The team is disavowed (just as Ethan's overseers are always threatening to do) and they have to carry out the rest of their mission with only a traincar full of supplies. It would have been a more interesting challenge if they didn't have an entire traincar, but they need to keep all the spy toys somewhere. Then they have to manipulate some bad guys in the world's tallest building and then get vital information from the host of a fancy party. It's practically a requirement with spy movies that the characters go undercover at a fancy party.
The scenes at the Kremlin and the high-rise are the film's strong points. At the Kremlin the team uses a hologram to sneak down a hallway in an impressive sequence. The tower sees a tense series of negotiations, a super-sexy catfight, and Ethan having to climb the side of the building twice, once using adhesive gloves of dubious functionality and again improvising with a poorly chosen rope. I hate heights, but I love those scenes.
The film's weak points are its predictable second half and its poor choice of villain (Michael Nyqvist), probably the most uninspired antagonist of the year. The climactic fight scene in one of those car vending machines is sort of a draw, the action isn't terribly original, but it gets points for its unique location.
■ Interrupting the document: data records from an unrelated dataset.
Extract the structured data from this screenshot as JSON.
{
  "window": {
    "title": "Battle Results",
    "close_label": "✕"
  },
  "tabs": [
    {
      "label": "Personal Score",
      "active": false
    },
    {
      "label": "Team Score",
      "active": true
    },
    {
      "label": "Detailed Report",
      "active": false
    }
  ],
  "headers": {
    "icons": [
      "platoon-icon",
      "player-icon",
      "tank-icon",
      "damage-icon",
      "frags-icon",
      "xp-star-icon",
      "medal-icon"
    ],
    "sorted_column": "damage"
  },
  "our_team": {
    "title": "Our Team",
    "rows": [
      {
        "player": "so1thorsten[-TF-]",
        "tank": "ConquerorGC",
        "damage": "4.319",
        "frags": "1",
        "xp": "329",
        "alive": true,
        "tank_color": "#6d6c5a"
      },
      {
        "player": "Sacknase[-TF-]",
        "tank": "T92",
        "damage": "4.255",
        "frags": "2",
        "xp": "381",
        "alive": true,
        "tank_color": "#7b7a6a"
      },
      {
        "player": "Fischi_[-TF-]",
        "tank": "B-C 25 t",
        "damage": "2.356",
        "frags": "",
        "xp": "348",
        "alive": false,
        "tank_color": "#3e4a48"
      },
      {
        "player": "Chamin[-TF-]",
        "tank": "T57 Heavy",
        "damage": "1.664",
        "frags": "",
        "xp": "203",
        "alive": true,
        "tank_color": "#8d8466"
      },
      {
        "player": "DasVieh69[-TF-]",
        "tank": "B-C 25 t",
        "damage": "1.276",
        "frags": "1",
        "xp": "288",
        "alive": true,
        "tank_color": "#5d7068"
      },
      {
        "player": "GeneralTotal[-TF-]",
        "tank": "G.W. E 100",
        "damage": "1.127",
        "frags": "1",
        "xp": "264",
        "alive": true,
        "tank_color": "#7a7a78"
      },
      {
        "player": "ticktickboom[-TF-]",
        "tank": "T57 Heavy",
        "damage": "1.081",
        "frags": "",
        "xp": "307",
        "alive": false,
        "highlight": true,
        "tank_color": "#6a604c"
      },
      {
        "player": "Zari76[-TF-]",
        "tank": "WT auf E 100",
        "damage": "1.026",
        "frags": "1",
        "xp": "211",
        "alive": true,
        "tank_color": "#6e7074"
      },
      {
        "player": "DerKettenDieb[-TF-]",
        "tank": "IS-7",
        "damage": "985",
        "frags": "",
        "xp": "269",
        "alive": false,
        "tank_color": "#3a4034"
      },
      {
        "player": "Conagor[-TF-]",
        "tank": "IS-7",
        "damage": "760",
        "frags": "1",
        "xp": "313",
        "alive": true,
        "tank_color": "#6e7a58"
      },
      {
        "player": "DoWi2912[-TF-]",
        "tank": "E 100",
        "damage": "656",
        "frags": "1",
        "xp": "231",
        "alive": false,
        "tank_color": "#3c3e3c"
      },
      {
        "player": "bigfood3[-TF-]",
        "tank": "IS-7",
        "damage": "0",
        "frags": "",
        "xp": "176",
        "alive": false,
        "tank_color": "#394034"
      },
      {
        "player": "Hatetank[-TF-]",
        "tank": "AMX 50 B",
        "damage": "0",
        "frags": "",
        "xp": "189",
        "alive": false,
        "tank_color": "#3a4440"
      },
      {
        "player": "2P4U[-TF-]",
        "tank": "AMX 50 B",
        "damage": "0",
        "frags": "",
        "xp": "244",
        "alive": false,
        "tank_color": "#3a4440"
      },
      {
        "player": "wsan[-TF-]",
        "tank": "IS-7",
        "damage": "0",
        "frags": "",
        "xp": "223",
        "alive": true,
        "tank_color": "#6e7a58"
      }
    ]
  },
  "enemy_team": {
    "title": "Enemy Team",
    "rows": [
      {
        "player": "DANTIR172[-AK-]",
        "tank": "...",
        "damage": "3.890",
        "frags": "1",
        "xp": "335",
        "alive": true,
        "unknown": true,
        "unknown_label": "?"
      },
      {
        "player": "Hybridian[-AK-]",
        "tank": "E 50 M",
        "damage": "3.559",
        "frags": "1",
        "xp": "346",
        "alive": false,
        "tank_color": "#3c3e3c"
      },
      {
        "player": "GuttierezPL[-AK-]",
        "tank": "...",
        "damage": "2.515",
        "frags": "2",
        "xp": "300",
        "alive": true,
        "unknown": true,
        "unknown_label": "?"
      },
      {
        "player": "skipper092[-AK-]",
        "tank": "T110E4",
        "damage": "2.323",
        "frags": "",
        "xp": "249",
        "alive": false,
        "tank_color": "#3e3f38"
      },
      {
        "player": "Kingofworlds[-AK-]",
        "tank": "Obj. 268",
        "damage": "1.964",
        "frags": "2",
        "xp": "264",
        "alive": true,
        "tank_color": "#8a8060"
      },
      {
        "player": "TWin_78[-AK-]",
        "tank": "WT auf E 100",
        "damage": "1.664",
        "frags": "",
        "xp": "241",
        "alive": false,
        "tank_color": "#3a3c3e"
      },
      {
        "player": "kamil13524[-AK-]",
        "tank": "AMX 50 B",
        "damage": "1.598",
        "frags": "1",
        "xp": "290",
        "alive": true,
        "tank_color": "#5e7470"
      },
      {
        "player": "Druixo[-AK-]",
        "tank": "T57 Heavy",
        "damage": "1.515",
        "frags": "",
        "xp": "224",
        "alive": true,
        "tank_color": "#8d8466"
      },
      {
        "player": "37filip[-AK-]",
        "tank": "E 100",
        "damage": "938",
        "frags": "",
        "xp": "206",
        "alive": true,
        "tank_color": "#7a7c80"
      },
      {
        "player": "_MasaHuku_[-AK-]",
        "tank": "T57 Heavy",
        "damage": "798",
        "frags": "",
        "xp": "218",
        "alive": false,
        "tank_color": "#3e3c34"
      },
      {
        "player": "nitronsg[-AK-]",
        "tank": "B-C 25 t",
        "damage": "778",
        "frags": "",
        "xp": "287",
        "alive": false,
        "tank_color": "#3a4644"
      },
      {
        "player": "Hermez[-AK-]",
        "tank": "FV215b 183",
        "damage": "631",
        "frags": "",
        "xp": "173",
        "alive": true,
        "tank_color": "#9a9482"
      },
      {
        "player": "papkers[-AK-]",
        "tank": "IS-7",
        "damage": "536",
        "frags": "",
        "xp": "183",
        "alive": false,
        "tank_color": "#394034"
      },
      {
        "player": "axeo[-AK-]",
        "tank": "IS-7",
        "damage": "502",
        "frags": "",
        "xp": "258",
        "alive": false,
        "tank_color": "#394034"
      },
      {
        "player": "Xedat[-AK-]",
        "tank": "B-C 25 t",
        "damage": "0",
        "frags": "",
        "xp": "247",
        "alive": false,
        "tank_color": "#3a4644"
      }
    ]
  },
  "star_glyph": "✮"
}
"Mission Impossible: Ghost Protocol" goes along quite nicely for a while, but loses its way after the tower scene. Director Brad Bird is best known for animated work, which perhaps explain why the film has impressive visual sequences but is lacking in its script. It's an agreeable enough action movie, some decent eye candy for the holiday season. I still don't have the same loyalty to the "Mission Impossible" franchise that I do for James Bond, and because of that I see "Ghost Protocol" as little more than a warm-up for next year's "Skyfall."
Two and a Half Stars out of Five
"Mission Impossible: Ghost Protocol" is rated PG-13 for sequences of intense action and violence. Its running time is 133 minutes.
Contact Bob Garver at email@example.com.